Do it differently, do not be stuck in ways of conservation that have been tried and arent working, so dare to be you and bring your different approaches to the table, your innovation, creativity, and how you see the world differently is your greatest power. Also, ensure that you know why you are doing what you are doing, ensure your why is strong because conservation isn’t for the faint of heart, your why should allow you to be resilient and determined. Lastly do not be afraid to start or go alone, but make sure after you start, along the way you create a community that shares the same values and goals as you, and be open to partner with other youth, there is enough space for all of us if we work together to create it! #Ubuntu.
“For most of history, man has had to fight nature to survive. In this century he has to realize that in order to survive he has to protect it.” Jacques-Yves Cousteau Here we celebrate the unsung wildlife heroes in the grassroots doing remarkable work to conserve our wildlife heritage, Get to learn about wildlife from a ranger/ ecologist in Kenya a freelance eco-traveler, experience the diverse cultures and African heritage from the natives and take an adventure to new destinations to learn about rare attractions that are hardly talked about and to top it all up some of the best wildlife photographs that will make you reconnect to your wild side appreciate everything around us and fall in love with the natural world, because “It is not enough to love the natural world; the point is to defend and preserve it.” Edward Abbey
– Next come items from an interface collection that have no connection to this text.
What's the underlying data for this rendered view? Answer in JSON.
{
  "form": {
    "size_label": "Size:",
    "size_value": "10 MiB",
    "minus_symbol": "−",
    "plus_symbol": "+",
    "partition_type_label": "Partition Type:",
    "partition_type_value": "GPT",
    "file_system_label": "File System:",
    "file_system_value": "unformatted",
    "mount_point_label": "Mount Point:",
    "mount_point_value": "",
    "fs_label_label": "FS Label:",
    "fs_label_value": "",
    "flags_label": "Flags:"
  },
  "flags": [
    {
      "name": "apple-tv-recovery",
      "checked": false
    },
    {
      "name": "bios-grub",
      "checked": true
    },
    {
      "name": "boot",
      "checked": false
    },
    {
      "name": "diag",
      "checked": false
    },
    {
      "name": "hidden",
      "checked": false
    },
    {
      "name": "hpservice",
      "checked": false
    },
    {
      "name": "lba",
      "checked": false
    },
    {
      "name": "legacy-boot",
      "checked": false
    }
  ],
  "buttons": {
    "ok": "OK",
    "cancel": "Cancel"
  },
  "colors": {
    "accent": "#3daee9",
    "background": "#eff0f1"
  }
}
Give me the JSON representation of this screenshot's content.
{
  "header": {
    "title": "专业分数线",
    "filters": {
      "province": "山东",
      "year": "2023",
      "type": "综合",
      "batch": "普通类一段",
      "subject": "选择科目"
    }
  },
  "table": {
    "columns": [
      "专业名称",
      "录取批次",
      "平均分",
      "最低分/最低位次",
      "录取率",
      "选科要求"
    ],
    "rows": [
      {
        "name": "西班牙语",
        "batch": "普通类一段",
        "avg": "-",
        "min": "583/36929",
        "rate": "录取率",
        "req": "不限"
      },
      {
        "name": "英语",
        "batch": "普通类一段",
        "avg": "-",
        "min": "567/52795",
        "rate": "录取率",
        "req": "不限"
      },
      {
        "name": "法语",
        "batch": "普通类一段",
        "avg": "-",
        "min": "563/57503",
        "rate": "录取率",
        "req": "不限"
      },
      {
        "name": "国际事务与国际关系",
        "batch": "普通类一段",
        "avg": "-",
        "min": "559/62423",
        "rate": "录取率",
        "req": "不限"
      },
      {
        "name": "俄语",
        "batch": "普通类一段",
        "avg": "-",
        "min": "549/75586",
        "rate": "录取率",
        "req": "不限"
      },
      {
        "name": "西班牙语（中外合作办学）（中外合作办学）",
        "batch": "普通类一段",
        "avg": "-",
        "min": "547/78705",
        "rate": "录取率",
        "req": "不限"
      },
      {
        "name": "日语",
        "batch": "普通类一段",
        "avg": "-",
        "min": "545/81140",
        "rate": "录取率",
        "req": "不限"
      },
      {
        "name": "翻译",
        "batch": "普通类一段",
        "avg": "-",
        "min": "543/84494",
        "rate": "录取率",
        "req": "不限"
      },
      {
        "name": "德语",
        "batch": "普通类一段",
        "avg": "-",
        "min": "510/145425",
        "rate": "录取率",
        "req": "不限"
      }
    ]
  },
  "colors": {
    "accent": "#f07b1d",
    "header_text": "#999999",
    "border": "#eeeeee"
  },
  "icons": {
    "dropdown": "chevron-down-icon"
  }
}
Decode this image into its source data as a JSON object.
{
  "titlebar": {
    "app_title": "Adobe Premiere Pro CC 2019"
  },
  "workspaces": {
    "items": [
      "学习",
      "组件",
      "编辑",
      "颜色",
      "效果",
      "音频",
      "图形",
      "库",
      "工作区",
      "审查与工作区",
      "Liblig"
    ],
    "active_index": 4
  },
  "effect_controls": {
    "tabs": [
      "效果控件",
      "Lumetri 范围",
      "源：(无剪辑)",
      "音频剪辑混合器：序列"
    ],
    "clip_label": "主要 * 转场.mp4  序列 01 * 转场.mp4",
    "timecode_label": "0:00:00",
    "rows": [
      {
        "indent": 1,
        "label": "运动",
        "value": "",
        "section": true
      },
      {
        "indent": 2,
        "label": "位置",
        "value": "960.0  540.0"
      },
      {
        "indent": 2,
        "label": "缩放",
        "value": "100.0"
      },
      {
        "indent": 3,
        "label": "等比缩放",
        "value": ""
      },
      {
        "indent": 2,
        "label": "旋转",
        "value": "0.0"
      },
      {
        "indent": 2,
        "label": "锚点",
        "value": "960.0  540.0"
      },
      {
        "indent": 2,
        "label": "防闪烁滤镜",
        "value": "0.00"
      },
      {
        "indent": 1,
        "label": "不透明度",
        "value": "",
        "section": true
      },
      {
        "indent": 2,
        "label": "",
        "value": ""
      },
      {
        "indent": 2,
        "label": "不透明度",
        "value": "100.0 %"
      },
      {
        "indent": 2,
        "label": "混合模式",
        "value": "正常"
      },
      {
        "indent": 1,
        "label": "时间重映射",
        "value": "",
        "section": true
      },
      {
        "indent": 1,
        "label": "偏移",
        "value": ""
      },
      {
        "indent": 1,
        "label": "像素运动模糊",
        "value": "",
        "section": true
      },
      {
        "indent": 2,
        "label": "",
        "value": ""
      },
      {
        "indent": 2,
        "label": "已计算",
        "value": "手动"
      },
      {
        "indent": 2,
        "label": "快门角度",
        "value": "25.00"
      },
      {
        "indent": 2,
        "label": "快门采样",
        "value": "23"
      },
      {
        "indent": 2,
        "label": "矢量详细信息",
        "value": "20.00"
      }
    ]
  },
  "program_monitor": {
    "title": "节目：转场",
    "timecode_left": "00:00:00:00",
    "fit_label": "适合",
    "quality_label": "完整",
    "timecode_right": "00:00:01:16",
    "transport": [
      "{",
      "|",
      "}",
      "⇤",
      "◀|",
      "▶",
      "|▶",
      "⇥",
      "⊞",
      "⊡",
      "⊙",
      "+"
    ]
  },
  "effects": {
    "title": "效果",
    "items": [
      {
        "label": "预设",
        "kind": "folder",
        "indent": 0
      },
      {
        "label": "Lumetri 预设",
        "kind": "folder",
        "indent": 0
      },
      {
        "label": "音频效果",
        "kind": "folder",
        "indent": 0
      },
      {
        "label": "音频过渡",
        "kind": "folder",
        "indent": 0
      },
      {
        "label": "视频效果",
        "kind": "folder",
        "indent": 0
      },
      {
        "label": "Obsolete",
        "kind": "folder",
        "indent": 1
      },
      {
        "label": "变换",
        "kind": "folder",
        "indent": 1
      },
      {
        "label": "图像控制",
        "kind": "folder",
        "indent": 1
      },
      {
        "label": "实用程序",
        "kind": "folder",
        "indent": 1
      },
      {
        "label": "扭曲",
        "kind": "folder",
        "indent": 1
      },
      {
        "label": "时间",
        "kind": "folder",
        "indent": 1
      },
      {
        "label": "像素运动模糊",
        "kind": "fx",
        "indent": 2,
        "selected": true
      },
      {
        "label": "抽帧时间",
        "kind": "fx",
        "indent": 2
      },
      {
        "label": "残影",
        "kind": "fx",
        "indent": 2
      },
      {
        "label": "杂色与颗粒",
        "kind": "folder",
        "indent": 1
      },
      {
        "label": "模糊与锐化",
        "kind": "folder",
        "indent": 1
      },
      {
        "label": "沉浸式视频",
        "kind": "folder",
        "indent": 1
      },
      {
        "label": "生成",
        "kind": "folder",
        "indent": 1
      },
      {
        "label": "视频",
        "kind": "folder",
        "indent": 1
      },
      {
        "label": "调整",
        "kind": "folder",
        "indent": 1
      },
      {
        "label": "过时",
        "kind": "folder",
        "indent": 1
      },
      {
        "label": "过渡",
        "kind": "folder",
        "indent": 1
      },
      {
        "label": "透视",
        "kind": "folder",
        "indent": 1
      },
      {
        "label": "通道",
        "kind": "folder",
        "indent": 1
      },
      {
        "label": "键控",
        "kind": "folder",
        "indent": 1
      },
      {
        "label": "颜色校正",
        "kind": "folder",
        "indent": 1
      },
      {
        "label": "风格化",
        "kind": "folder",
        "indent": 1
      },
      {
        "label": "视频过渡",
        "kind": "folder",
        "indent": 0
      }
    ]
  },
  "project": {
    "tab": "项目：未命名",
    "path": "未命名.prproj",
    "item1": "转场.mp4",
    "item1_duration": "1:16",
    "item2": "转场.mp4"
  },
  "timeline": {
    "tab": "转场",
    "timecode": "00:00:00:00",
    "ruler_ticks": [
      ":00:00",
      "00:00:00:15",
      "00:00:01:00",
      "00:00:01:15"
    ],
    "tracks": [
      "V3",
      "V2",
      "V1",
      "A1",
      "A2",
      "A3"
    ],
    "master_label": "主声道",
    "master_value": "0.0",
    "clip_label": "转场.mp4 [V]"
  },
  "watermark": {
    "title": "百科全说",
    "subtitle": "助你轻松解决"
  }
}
Our wildlife, our responsibility. When it comes to standing up for our wildlife it’s better to be outspoken than unspoken.